- **WHAT IS EXPECTED**
All records that follow are to be output exactly.

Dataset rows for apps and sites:
****************

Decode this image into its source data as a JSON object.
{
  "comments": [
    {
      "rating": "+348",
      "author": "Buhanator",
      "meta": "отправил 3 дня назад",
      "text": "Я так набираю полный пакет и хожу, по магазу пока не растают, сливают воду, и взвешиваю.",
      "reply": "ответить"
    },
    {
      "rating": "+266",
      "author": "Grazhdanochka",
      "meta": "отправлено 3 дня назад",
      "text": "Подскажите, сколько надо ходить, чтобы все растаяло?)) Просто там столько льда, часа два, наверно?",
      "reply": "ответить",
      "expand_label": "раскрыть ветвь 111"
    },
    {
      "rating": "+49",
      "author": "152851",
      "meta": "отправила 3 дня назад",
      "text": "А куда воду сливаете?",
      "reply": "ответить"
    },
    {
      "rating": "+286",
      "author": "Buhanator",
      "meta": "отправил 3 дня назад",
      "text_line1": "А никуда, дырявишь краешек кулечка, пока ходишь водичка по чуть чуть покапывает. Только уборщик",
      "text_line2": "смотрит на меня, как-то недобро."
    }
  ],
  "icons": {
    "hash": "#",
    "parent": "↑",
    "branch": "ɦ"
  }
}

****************

- **OUTPUT FOR THIS TASK**
Decode this image into its source data as a JSON object.
{
  "comments": [
    {
      "rating": "+348",
      "author": "Buhanator",
      "meta": "отправил 3 дня назад",
      "text": "Я так набираю полный пакет и хожу, по магазу пока не растают, сливают воду, и взвешиваю.",
      "reply": "ответить"
    },
    {
      "rating": "+266",
      "author": "Grazhdanochka",
      "meta": "отправлено 3 дня назад",
      "text": "Подскажите, сколько надо ходить, чтобы все растаяло?)) Просто там столько льда, часа два, наверно?",
      "reply": "ответить",
      "expand_label": "раскрыть ветвь 111"
    },
    {
      "rating": "+49",
      "author": "152851",
      "meta": "отправила 3 дня назад",
      "text": "А куда воду сливаете?",
      "reply": "ответить"
    },
    {
      "rating": "+286",
      "author": "Buhanator",
      "meta": "отправил 3 дня назад",
      "text_line1": "А никуда, дырявишь краешек кулечка, пока ходишь водичка по чуть чуть покапывает. Только уборщик",
      "text_line2": "смотрит на меня, как-то недобро."
    }
  ],
  "icons": {
    "hash": "#",
    "parent": "↑",
    "branch": "ɦ"
  }
}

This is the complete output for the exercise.